## Supplied records
* * *

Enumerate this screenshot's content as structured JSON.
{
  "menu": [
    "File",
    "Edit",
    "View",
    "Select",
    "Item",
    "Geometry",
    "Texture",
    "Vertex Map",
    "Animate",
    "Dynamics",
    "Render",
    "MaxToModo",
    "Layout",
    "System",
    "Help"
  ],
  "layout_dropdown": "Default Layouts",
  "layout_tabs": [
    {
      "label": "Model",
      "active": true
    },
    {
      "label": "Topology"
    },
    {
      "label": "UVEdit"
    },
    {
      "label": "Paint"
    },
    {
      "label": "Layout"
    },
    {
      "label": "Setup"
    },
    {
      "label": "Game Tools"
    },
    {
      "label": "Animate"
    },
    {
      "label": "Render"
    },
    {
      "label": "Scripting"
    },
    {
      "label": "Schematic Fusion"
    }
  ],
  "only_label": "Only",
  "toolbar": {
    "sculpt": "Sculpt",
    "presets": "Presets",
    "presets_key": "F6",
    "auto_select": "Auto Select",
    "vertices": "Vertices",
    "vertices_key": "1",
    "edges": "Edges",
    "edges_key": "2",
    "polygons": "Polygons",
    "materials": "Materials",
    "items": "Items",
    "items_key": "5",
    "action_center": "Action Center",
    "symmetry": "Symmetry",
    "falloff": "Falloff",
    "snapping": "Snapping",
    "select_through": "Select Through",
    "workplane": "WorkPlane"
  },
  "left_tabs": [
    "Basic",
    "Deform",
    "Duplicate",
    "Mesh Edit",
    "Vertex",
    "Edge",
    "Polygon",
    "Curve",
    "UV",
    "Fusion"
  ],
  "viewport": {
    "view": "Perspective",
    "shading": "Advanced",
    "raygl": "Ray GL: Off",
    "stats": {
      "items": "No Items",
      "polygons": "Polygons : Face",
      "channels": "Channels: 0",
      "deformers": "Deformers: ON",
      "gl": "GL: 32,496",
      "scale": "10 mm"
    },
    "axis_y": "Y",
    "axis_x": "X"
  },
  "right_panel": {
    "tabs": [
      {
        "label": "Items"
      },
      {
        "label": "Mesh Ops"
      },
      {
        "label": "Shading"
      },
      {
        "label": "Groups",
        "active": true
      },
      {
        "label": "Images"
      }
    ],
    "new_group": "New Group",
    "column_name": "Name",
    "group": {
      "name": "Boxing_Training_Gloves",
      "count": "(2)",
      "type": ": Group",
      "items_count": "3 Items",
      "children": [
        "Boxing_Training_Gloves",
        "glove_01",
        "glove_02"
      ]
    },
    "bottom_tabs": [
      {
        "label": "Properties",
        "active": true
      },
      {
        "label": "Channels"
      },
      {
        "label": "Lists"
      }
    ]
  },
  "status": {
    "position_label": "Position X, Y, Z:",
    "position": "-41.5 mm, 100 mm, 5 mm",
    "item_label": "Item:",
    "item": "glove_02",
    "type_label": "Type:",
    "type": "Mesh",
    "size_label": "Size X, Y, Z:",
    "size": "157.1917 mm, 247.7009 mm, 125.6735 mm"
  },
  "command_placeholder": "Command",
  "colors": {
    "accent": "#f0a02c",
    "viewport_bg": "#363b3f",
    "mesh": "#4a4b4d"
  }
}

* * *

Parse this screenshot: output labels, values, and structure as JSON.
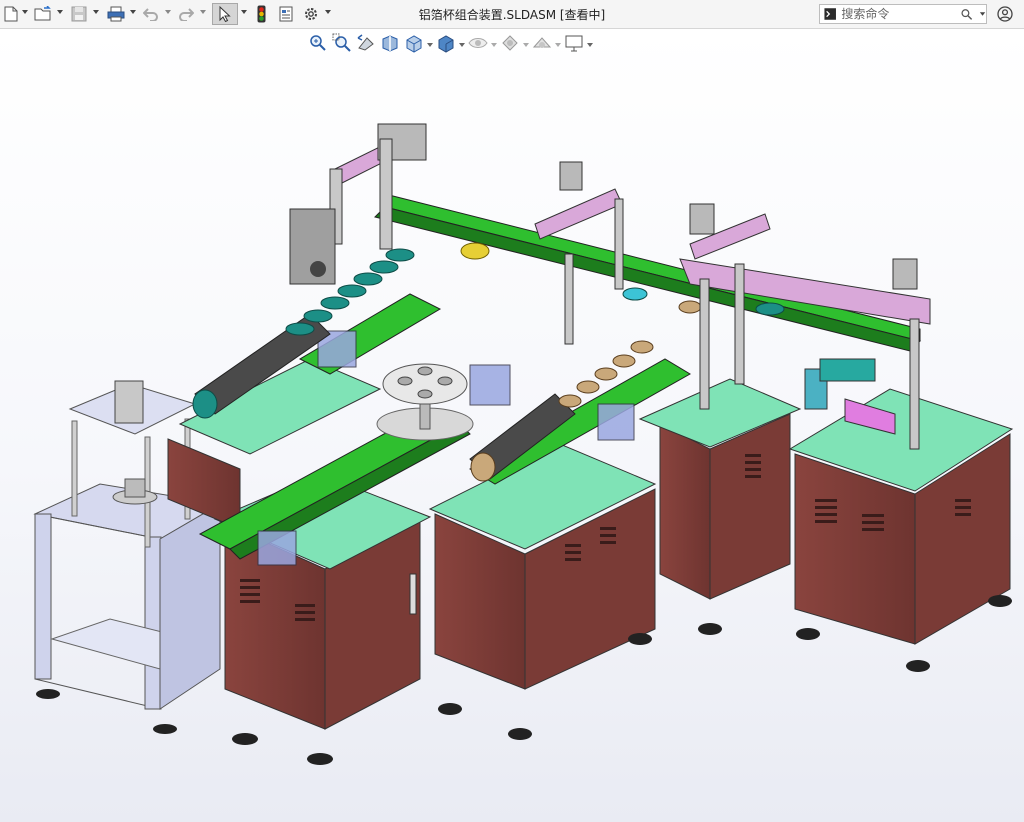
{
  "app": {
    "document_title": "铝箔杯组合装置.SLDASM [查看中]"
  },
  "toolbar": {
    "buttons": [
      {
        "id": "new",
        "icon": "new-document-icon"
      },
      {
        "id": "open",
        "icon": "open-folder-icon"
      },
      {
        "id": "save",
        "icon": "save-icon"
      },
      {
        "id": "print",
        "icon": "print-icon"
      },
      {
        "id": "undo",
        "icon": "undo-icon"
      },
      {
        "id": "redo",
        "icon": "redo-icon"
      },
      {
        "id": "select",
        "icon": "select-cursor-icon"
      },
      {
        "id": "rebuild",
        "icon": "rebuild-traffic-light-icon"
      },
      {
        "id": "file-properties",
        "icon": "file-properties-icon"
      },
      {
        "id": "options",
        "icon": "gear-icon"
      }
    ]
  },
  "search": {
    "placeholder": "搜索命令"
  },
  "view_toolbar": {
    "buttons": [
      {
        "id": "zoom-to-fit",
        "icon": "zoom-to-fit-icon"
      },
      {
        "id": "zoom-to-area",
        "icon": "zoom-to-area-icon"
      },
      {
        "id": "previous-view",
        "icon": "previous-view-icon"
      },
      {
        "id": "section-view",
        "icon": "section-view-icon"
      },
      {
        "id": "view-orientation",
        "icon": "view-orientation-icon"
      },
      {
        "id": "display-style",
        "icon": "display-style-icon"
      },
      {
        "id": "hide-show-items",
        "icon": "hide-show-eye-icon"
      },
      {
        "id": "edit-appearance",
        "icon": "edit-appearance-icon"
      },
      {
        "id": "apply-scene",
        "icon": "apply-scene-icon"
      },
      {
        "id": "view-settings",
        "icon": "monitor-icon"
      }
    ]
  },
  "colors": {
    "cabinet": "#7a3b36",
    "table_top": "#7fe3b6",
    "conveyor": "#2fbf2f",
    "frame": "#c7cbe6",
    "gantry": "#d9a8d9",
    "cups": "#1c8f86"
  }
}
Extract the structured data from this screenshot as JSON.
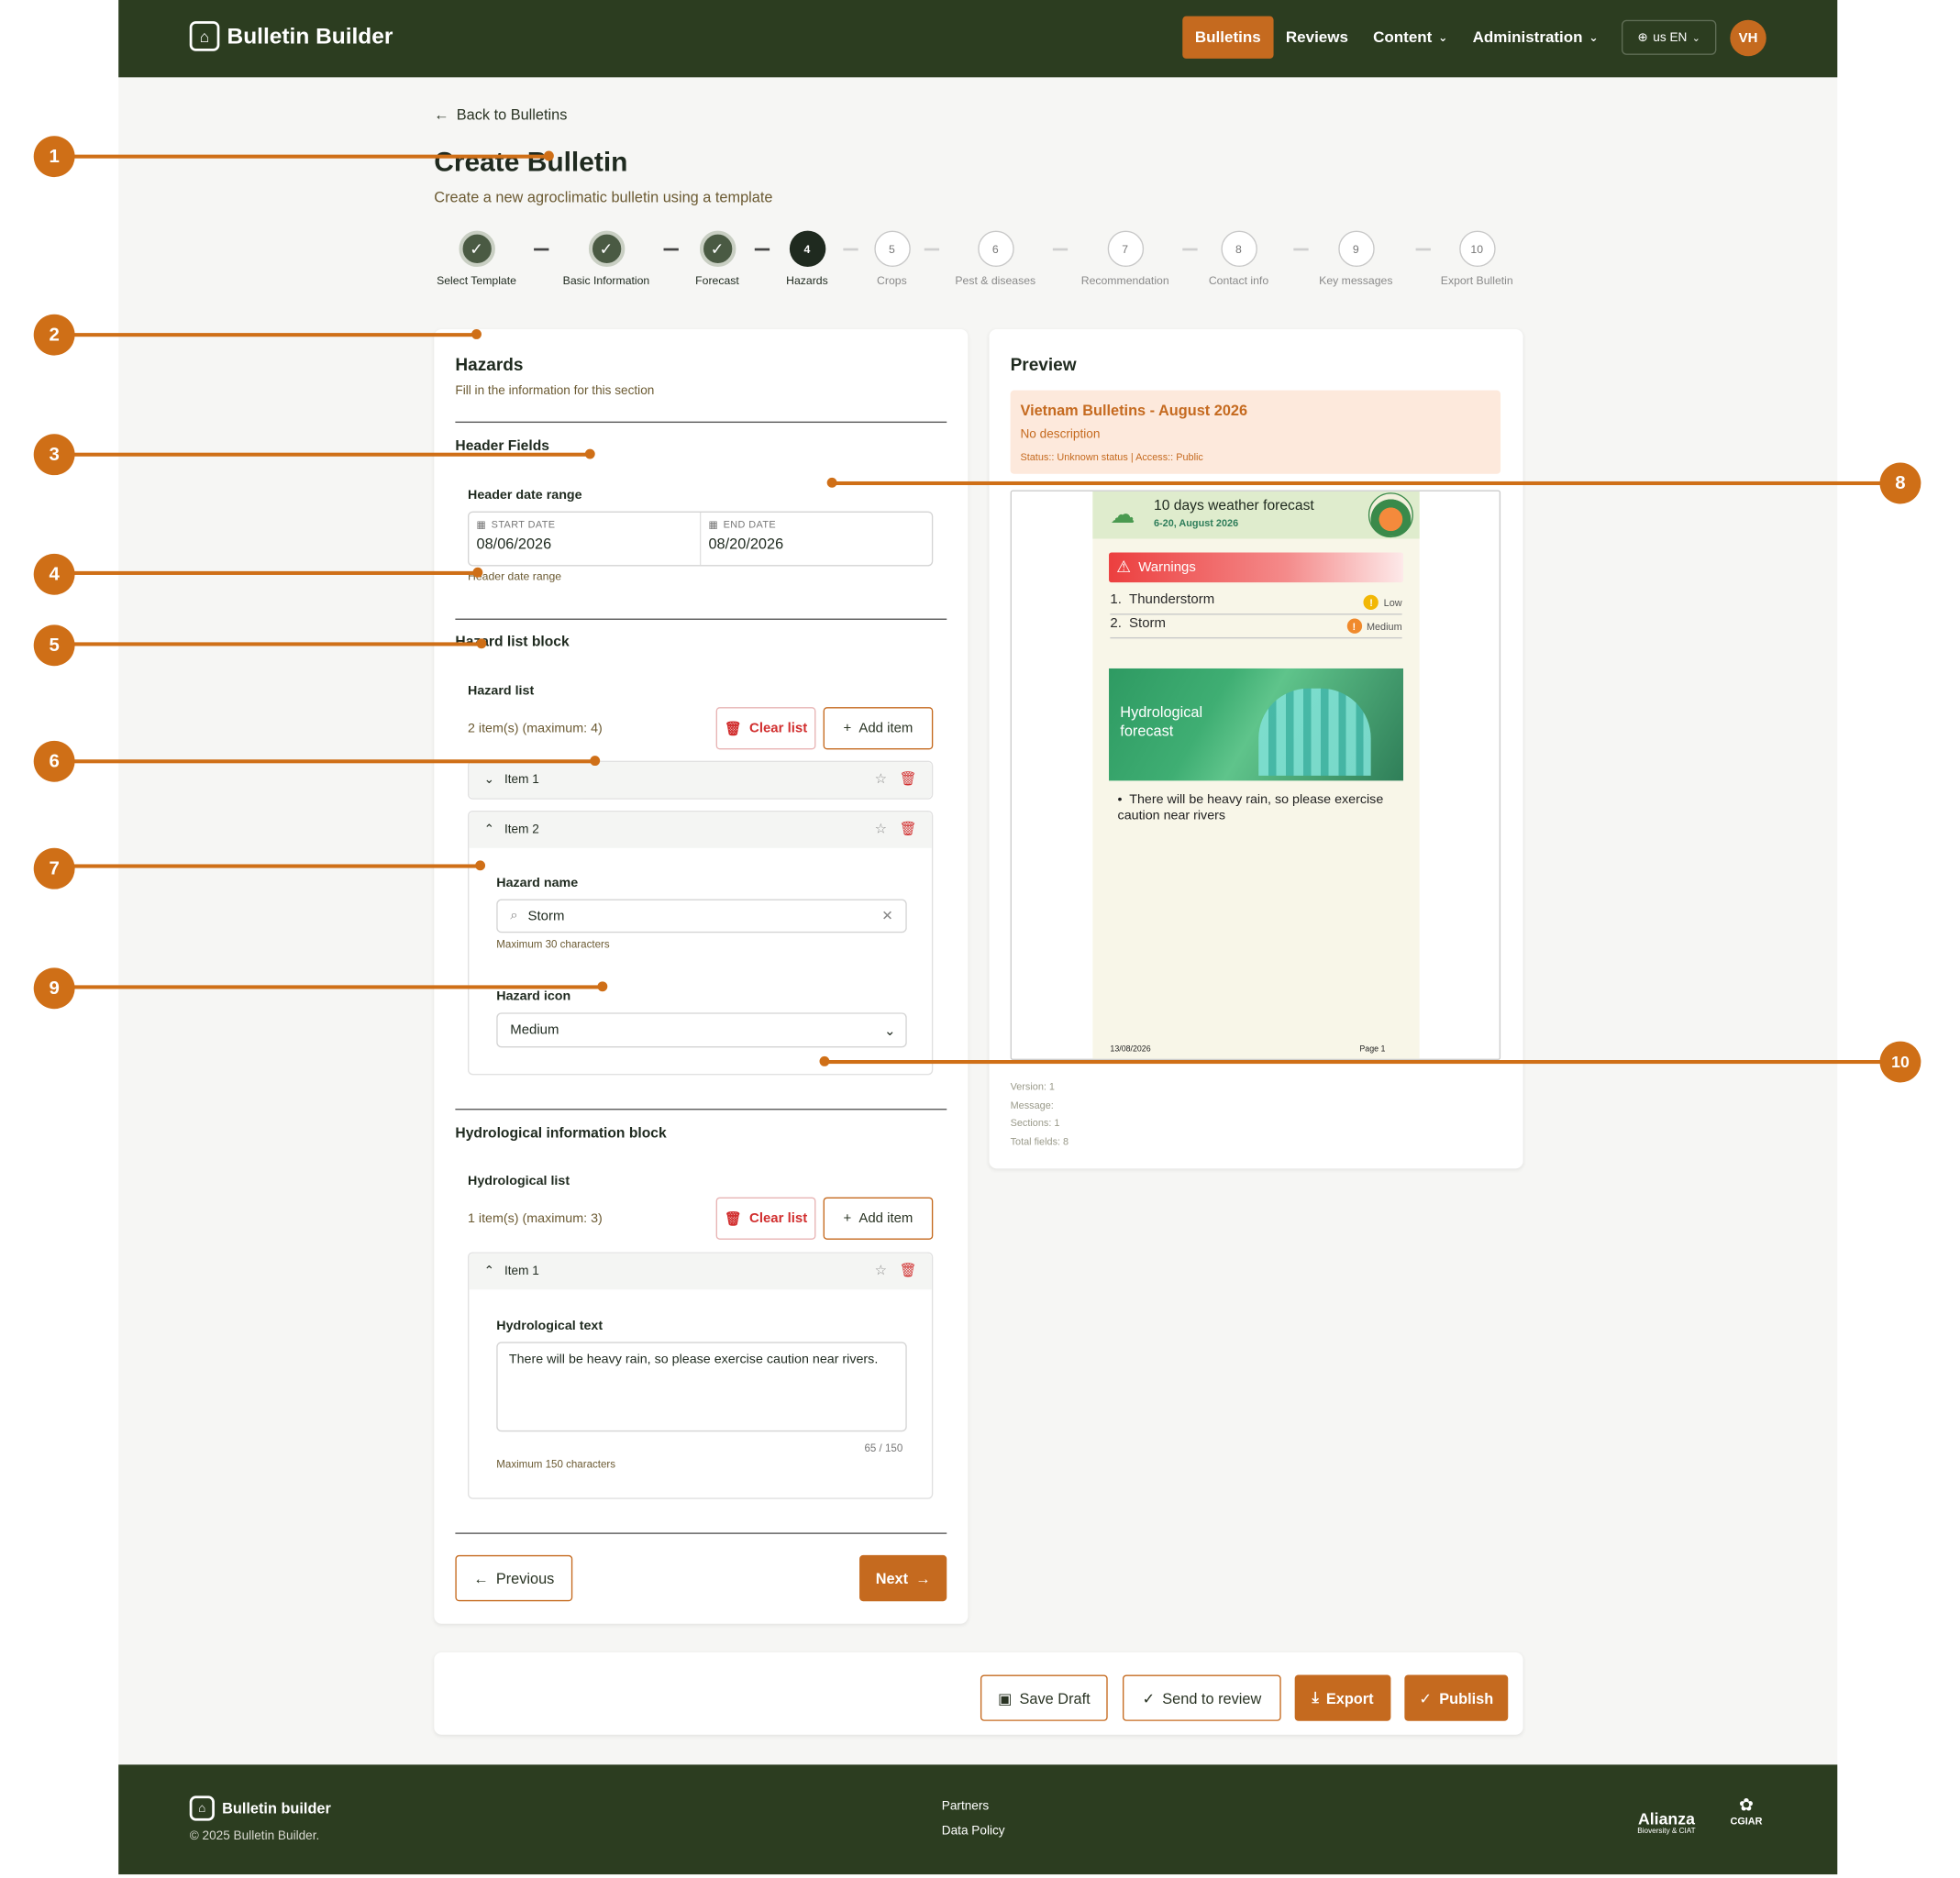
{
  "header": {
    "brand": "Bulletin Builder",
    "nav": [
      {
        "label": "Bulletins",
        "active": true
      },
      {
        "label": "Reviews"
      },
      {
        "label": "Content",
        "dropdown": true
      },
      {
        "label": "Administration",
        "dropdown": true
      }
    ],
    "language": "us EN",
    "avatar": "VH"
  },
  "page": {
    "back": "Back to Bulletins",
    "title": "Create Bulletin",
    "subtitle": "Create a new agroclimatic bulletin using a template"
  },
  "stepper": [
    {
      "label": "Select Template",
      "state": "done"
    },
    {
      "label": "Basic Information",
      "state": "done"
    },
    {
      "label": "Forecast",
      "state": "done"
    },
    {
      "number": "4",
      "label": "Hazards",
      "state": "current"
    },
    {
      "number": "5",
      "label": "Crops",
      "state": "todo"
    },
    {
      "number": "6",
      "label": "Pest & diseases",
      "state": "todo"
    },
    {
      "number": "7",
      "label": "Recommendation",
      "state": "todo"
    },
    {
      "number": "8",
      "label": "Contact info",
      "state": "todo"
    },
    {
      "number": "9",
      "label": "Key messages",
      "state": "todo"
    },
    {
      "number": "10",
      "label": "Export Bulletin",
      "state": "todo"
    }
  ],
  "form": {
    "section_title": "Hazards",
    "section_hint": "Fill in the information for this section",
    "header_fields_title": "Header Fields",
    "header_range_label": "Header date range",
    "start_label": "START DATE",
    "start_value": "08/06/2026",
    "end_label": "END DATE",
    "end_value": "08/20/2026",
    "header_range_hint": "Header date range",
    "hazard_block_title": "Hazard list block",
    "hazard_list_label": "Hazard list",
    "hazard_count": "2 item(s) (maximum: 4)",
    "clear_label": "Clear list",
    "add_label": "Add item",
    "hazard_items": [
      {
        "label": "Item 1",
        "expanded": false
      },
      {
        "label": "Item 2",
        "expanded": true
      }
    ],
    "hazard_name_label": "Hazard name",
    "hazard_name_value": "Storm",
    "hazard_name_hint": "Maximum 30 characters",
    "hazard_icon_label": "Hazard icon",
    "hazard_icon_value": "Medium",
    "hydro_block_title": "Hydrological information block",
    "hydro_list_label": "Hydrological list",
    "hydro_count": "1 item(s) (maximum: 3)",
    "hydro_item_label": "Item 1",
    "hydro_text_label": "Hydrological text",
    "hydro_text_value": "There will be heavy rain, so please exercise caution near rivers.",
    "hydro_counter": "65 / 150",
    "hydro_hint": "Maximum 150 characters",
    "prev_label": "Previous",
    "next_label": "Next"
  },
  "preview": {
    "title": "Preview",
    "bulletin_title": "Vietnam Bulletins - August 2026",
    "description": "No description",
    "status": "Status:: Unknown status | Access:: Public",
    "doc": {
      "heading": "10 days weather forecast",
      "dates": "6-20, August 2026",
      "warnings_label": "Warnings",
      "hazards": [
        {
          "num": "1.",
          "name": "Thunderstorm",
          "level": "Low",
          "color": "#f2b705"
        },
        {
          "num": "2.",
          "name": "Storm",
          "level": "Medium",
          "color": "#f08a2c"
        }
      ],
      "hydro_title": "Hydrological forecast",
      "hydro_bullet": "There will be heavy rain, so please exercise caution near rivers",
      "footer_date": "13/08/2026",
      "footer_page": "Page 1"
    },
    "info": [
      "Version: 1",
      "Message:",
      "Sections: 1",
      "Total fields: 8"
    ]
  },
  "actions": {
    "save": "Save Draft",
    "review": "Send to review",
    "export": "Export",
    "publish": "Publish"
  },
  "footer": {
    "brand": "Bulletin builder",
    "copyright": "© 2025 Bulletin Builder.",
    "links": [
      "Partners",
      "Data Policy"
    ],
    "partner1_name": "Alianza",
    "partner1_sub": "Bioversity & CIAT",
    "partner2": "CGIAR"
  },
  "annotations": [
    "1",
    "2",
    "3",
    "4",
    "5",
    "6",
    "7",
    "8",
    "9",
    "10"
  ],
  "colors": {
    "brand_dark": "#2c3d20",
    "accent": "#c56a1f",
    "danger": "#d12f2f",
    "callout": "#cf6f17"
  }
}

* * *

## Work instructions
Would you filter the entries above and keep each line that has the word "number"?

## Answer to the problem
      "number": "4",
      "number": "5",
      "number": "6",
      "number": "7",
      "number": "8",
      "number": "9",
      "number": "10",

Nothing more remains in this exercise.